Start of Block
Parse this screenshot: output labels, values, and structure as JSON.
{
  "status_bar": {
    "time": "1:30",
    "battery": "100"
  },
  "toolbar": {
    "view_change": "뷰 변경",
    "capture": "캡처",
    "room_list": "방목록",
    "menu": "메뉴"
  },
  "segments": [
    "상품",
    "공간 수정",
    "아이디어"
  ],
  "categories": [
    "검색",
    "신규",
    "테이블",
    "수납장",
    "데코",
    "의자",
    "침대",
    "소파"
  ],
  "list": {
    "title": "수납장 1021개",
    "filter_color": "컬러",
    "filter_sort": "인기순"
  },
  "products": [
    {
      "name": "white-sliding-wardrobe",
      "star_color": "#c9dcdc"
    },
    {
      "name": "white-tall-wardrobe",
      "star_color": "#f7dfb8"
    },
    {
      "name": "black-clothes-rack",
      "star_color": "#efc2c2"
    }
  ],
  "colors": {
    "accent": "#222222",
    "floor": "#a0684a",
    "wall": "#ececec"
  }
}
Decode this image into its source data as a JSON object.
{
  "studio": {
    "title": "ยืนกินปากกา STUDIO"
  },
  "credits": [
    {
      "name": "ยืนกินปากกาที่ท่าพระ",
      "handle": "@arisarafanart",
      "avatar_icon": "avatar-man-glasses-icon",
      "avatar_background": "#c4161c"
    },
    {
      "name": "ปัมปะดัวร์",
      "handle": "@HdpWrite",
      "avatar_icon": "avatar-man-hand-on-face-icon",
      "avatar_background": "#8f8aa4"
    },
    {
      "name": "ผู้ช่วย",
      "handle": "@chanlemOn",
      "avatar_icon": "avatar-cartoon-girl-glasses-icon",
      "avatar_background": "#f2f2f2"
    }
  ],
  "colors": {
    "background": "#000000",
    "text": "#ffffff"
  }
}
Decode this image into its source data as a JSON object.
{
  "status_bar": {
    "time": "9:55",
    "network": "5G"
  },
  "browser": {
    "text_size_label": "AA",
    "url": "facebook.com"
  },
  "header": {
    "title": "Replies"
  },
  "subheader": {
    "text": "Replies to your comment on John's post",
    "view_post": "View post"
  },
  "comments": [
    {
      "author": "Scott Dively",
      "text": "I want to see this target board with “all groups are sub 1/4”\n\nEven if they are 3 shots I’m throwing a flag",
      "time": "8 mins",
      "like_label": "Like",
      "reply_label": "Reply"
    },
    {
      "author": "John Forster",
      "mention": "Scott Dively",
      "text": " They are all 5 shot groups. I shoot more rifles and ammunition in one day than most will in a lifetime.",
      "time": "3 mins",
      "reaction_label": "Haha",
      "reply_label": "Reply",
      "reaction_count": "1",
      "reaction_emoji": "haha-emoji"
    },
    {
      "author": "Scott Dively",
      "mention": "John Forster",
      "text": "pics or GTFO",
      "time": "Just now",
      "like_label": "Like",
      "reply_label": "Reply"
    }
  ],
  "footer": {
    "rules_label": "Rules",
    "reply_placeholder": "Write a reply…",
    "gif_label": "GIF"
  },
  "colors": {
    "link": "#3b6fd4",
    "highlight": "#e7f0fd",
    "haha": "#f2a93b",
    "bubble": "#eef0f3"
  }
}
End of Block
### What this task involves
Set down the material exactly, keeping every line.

### Written response
Parse this screenshot: output labels, values, and structure as JSON.
{
  "status_bar": {
    "time": "1:30",
    "battery": "100"
  },
  "toolbar": {
    "view_change": "뷰 변경",
    "capture": "캡처",
    "room_list": "방목록",
    "menu": "메뉴"
  },
  "segments": [
    "상품",
    "공간 수정",
    "아이디어"
  ],
  "categories": [
    "검색",
    "신규",
    "테이블",
    "수납장",
    "데코",
    "의자",
    "침대",
    "소파"
  ],
  "list": {
    "title": "수납장 1021개",
    "filter_color": "컬러",
    "filter_sort": "인기순"
  },
  "products": [
    {
      "name": "white-sliding-wardrobe",
      "star_color": "#c9dcdc"
    },
    {
      "name": "white-tall-wardrobe",
      "star_color": "#f7dfb8"
    },
    {
      "name": "black-clothes-rack",
      "star_color": "#efc2c2"
    }
  ],
  "colors": {
    "accent": "#222222",
    "floor": "#a0684a",
    "wall": "#ececec"
  }
}
Decode this image into its source data as a JSON object.
{
  "studio": {
    "title": "ยืนกินปากกา STUDIO"
  },
  "credits": [
    {
      "name": "ยืนกินปากกาที่ท่าพระ",
      "handle": "@arisarafanart",
      "avatar_icon": "avatar-man-glasses-icon",
      "avatar_background": "#c4161c"
    },
    {
      "name": "ปัมปะดัวร์",
      "handle": "@HdpWrite",
      "avatar_icon": "avatar-man-hand-on-face-icon",
      "avatar_background": "#8f8aa4"
    },
    {
      "name": "ผู้ช่วย",
      "handle": "@chanlemOn",
      "avatar_icon": "avatar-cartoon-girl-glasses-icon",
      "avatar_background": "#f2f2f2"
    }
  ],
  "colors": {
    "background": "#000000",
    "text": "#ffffff"
  }
}
Decode this image into its source data as a JSON object.
{
  "status_bar": {
    "time": "9:55",
    "network": "5G"
  },
  "browser": {
    "text_size_label": "AA",
    "url": "facebook.com"
  },
  "header": {
    "title": "Replies"
  },
  "subheader": {
    "text": "Replies to your comment on John's post",
    "view_post": "View post"
  },
  "comments": [
    {
      "author": "Scott Dively",
      "text": "I want to see this target board with “all groups are sub 1/4”\n\nEven if they are 3 shots I’m throwing a flag",
      "time": "8 mins",
      "like_label": "Like",
      "reply_label": "Reply"
    },
    {
      "author": "John Forster",
      "mention": "Scott Dively",
      "text": " They are all 5 shot groups. I shoot more rifles and ammunition in one day than most will in a lifetime.",
      "time": "3 mins",
      "reaction_label": "Haha",
      "reply_label": "Reply",
      "reaction_count": "1",
      "reaction_emoji": "haha-emoji"
    },
    {
      "author": "Scott Dively",
      "mention": "John Forster",
      "text": "pics or GTFO",
      "time": "Just now",
      "like_label": "Like",
      "reply_label": "Reply"
    }
  ],
  "footer": {
    "rules_label": "Rules",
    "reply_placeholder": "Write a reply…",
    "gif_label": "GIF"
  },
  "colors": {
    "link": "#3b6fd4",
    "highlight": "#e7f0fd",
    "haha": "#f2a93b",
    "bubble": "#eef0f3"
  }
}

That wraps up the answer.